Dataset rows for apps and sites:
★ ★ ★ ★

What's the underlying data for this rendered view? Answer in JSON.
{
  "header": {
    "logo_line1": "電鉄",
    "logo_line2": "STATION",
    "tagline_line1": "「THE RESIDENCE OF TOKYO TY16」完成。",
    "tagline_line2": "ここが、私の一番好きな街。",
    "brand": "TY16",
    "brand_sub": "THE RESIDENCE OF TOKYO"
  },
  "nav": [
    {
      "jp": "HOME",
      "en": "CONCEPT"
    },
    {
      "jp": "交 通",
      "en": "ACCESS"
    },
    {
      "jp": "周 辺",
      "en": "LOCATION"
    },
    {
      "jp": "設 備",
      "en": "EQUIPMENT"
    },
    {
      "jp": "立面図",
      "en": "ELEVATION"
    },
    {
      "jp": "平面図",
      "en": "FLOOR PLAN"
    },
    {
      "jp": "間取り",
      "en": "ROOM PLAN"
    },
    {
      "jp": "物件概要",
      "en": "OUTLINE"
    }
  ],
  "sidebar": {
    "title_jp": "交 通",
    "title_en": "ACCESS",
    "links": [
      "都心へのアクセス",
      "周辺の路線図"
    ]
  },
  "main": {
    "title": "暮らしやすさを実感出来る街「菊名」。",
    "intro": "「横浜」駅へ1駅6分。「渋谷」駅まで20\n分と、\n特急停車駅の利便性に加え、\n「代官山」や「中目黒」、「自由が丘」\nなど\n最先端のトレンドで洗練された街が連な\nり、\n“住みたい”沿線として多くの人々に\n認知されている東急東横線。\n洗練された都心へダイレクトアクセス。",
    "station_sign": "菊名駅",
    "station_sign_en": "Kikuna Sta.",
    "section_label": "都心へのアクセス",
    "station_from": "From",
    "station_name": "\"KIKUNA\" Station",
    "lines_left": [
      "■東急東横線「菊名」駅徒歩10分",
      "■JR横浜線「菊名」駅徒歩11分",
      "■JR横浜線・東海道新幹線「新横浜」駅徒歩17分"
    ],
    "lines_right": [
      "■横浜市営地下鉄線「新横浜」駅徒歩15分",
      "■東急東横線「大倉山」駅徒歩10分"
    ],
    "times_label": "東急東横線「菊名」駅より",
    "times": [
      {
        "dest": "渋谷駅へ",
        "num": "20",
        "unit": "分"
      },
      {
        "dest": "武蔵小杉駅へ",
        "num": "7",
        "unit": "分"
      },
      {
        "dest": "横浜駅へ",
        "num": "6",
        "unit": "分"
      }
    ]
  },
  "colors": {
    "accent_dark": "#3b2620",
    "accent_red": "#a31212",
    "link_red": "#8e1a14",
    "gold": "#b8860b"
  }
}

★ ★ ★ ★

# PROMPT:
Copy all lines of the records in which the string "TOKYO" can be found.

# RESPONSE TO THE TASK:
    "tagline_line1": "「THE RESIDENCE OF TOKYO TY16」完成。",
    "brand_sub": "THE RESIDENCE OF TOKYO"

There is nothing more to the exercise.